§ Aim of the task: In the listing below, look for "currency" and copy every line that has it.

§ Dataset extract:

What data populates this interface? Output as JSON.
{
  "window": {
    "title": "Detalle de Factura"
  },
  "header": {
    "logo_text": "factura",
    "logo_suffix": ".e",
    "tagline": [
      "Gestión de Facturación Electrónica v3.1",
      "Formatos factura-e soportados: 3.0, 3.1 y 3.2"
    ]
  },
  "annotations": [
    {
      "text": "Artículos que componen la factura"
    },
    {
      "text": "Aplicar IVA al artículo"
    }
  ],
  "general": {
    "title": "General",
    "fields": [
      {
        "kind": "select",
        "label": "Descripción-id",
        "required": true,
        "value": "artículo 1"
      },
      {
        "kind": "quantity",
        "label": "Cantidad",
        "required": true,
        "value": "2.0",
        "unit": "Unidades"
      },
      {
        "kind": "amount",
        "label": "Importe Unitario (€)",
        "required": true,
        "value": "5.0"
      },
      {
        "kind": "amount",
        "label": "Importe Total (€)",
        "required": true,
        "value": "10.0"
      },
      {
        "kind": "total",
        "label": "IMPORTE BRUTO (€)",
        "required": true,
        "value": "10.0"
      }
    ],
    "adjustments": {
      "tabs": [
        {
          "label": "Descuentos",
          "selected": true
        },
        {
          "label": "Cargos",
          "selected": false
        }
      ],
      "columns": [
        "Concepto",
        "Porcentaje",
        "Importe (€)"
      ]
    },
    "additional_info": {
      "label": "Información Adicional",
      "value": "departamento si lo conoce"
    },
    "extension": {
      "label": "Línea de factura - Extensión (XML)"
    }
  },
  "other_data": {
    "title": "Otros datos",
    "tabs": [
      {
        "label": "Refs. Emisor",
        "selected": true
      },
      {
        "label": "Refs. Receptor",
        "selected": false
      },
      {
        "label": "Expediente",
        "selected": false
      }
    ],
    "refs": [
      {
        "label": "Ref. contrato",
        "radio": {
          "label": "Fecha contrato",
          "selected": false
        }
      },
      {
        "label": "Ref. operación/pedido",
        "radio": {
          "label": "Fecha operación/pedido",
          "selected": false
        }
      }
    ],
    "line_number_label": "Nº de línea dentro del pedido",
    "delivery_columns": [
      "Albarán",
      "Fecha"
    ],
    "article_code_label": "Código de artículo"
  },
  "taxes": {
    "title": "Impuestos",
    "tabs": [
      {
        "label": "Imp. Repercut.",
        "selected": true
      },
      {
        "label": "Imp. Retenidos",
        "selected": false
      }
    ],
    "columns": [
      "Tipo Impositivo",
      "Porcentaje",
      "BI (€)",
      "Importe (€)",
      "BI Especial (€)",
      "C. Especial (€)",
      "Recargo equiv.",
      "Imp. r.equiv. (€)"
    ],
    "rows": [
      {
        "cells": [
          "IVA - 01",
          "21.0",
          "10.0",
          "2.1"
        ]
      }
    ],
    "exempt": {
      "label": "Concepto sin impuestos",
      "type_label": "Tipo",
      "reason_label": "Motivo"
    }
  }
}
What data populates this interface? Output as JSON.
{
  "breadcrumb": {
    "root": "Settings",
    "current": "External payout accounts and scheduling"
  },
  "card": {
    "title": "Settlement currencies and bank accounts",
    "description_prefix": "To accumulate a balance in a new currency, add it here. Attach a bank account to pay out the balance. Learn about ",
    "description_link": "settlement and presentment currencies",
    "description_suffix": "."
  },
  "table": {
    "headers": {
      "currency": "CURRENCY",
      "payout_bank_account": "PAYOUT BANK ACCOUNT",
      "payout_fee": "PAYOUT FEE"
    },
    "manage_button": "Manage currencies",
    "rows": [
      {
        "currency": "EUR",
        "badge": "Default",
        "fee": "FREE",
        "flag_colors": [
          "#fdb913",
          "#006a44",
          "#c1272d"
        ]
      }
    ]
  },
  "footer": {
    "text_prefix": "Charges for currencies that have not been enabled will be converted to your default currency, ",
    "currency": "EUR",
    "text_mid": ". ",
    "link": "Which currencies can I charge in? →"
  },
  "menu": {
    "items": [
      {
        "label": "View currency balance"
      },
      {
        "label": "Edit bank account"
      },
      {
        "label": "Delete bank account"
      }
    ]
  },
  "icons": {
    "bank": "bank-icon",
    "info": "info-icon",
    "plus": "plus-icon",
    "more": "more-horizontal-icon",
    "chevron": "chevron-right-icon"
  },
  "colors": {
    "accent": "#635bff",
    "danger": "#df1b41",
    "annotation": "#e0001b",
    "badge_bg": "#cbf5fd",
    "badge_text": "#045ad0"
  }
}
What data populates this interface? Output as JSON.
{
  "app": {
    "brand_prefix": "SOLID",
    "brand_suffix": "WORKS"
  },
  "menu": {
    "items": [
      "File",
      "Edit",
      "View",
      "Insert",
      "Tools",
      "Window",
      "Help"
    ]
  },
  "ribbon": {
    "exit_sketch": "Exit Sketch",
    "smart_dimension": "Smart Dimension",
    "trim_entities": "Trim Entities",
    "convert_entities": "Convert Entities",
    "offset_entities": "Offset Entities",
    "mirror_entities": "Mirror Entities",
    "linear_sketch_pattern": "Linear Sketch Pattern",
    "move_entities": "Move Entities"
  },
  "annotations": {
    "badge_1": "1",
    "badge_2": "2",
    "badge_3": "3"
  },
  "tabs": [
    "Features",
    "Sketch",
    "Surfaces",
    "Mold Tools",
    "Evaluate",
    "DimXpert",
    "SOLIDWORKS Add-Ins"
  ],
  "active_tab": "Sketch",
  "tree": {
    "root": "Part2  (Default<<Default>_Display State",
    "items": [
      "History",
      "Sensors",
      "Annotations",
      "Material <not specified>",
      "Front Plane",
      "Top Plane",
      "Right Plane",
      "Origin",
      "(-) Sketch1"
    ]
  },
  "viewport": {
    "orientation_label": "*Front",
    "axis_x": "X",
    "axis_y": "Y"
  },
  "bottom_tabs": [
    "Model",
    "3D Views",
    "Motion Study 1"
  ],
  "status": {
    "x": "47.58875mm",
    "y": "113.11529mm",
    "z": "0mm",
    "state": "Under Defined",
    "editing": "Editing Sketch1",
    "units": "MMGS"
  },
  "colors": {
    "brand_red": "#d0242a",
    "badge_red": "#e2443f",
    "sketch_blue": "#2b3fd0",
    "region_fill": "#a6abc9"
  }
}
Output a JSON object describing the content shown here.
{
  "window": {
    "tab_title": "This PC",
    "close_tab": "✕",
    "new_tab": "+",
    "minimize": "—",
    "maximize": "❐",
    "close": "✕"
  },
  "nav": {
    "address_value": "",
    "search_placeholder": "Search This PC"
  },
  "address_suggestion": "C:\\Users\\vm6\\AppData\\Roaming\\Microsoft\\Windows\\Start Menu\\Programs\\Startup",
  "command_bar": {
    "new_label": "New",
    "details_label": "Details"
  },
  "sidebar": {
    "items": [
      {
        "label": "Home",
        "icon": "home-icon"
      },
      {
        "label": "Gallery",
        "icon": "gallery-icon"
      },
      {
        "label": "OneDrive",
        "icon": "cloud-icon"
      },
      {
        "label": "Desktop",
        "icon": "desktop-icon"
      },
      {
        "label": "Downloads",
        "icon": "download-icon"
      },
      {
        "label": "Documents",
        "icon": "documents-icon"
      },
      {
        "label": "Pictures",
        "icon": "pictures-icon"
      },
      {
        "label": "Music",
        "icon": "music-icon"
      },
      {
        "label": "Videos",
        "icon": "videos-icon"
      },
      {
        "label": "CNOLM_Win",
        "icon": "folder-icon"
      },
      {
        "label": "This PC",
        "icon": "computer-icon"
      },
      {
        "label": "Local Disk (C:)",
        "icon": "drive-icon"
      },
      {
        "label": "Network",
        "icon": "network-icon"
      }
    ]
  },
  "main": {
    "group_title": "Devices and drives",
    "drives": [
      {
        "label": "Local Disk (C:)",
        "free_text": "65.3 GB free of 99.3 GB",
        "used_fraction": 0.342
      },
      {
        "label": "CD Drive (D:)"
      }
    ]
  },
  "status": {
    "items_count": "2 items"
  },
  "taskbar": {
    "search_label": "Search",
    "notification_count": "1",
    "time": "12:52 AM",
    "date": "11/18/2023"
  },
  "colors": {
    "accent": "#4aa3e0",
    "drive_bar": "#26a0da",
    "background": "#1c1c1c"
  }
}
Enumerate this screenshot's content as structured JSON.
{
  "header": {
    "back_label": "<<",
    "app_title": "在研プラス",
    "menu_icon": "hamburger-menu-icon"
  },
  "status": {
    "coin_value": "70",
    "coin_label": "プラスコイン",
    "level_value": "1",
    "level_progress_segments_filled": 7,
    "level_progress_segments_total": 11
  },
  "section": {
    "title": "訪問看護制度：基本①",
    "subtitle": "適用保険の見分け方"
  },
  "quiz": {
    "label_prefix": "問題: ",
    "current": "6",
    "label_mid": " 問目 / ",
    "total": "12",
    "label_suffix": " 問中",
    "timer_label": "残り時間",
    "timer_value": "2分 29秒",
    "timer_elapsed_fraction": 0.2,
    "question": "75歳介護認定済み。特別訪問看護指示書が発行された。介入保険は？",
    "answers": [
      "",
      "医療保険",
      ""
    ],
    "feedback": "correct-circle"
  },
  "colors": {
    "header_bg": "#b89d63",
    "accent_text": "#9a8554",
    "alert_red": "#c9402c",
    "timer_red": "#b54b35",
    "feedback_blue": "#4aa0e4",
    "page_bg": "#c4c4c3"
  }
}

§ Result of this task:
    "description_prefix": "To accumulate a balance in a new currency, add it here. Attach a bank account to pay out the balance. Learn about ",
      "currency": "CURRENCY",
        "currency": "EUR",
    "text_prefix": "Charges for currencies that have not been enabled will be converted to your default currency, ",
    "currency": "EUR",
        "label": "View currency balance"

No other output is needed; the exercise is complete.